DIAGNOSTIC APPROACH S.CHEMISTRY Done for LFT, Urine fucntions, electrolyte imbalance TFT(THYROID FUCTION TEST) Done if thyroid storm is suspected
Blood Cultures B/C should be obtained in patients with a new fever when clinical evaluation does not strongly suggest a noninfectious cause Skin Preparation The site of venipuncture should be cleaned with either 2% chlorhexidine gluconate in 70% isopropyl alcohol (2% alcoholic chlorhexidine), or 1–2% tincture of iodine (iodine in alcohol). Povidone iodine (10%), although acceptable, is a less efficient agent. When blood is to be inoculated into a culture or transport tube, the needle used for venipuncture should not be replaced by a sterile needle. The risk of a needle stick injury during the switch in needles is currently thought to outweigh the risk of contamination
Blood CulturesBlood Volume and Collection System One blood culture is defined as a sample of 20–30 mL of blood drawn at a single time from a single site, regardless of how many bottles or tubes the laboratory may use to process the specimen. The sensitivity of B/C → obtaining the cultures before the initia-tion of anti-infective therapy and the volume of blood drawn
Blood CulturesNumber of Cultures and Sites 3-4 B/C with adequate volume (20–30 mL each) are drawn within the first 24 hrs of suspected bacteremia or fungemia Each culture should be drawn by separate venipuncture or through a separate intravascular device but not through multiple ports of the same intravascular catheter There is no evidence that the yield of cultures drawn from an artery is different from the yield of cultures drawn from a vein. Culture from the device (+) and from venipuncture (-); the positive culture may represent a contaminant or a catheter-related infection, but clinical judgment rather than any rigid criteria is needed to interpret the significance of discordant results
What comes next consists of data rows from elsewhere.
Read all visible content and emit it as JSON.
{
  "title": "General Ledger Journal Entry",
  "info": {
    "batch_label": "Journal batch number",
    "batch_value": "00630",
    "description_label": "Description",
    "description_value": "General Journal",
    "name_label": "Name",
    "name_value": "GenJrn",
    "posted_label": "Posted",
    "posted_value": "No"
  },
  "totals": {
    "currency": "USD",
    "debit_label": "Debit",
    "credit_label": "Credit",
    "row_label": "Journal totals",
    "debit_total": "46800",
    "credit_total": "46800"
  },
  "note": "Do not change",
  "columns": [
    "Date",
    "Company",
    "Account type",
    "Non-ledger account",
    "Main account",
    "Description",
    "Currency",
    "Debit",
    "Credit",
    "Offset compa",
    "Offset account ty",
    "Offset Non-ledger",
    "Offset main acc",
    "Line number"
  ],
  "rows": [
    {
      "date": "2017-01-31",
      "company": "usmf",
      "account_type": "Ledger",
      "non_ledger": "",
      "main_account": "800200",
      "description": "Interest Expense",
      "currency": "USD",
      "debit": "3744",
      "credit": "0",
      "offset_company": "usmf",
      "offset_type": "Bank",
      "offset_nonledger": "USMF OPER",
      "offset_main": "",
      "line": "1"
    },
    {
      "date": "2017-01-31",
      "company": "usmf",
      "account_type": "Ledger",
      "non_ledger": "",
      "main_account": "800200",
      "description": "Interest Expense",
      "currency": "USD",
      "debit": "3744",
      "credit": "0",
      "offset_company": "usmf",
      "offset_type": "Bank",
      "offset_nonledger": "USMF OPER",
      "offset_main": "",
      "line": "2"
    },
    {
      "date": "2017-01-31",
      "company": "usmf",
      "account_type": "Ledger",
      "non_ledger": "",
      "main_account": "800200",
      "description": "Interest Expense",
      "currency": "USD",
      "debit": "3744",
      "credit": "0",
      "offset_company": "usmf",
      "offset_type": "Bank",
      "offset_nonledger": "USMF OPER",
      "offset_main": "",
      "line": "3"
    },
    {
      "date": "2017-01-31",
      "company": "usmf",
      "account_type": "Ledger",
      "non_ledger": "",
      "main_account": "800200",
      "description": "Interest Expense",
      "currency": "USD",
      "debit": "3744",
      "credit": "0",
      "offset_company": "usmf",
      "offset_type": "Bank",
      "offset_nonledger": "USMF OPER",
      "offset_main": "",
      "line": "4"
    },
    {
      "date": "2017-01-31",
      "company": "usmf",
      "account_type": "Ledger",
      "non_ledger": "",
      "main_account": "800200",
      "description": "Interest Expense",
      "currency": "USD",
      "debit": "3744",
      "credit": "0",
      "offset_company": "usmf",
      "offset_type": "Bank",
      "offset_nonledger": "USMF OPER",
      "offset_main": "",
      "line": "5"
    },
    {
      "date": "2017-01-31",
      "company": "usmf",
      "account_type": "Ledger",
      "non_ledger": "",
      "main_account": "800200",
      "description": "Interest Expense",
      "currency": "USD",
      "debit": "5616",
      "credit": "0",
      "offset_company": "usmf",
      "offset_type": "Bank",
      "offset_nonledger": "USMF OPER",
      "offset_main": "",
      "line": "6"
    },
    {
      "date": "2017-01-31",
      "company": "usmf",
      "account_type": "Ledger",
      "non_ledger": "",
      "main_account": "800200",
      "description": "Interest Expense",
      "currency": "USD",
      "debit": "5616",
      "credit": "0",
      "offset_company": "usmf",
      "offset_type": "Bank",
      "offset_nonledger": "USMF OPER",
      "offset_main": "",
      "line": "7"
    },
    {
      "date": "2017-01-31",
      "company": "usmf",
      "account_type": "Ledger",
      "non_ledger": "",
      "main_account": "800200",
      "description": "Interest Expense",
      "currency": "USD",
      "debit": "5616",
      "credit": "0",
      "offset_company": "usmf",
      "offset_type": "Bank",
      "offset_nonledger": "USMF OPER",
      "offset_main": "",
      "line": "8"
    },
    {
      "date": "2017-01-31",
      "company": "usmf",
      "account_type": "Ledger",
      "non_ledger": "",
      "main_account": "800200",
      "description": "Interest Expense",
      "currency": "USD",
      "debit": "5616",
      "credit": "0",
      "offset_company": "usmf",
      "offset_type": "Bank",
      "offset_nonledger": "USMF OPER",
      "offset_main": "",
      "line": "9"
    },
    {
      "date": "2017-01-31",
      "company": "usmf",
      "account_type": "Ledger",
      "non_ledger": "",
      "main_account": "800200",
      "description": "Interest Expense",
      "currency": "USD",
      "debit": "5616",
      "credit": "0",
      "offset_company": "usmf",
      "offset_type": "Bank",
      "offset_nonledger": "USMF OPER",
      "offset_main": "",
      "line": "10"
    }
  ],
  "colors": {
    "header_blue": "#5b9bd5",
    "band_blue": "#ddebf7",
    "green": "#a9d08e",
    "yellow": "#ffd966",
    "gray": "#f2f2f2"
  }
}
Blood Cultures Labeling Blood cultures should be clearly labeled with the exact time, date, and anatomic site or catheter lumen from which blood is drawn and also include other information (concomitant antimicrobial therapy) that may be appropriate.
Recommendations forObtainingBlood Cultures 1. 3-4 B/C within the first 24 hrs of the onset of fever (level 2) 2. Additional B/Cx2: suspicion of continuing or recurrent bacteremia or fungemia or 48–96 hrs after initiation of appropriate therapy for bacteremia/fungemia. (level 2). 3. P’ts without an indwelling vascular catheter, obtain at least two blood cultures using strict aseptic technique from peripheral sites by separate venipunctures after appropriate disinfection of the skin (level 2). 4. 2% chlorhexidine gluconate in 70% isopropyl alcohol, but tincture of iodine is equally effective. 30 secs of drying time before proceeding with the culture procedure. Povidone iodine is an acceptable alternative, but it must be allowed to dry for 2 mins (level 1)
Recommendations forObtainingBlood Cultures 5. The injection port of the blood culture bottles should be wiped with 70–90% alcohol before injecting the blood sample into the bottle to reduce the risk of introduced contamination (level 3) 6. P’t with intravascular catheter→one B/C from venipuncture and at least one culture from intravascular catheter. Obtaining blood cultures exclusively through intravascular catheters yields slightly less precise information than information obtained when at least one culture is drawn by venipuncture (level 2). 7. Label the blood culture with the exact time, date, and anatomic site from which it was taken (level 2). 8. Draw 20–30 mL of blood per culture (level 2).
Fever diagnostic algorithmMarik, P. E. Chest 2000;117:855-869
REFERRENCES Critical Care medicine 2008 UPtoDate 2012 Harrison book of Medicine Guidelines for evaluation of new fever in critically ill adult patients: 2008 update from the American College of Critical Care Medicine and the Infectious Disease Society of America.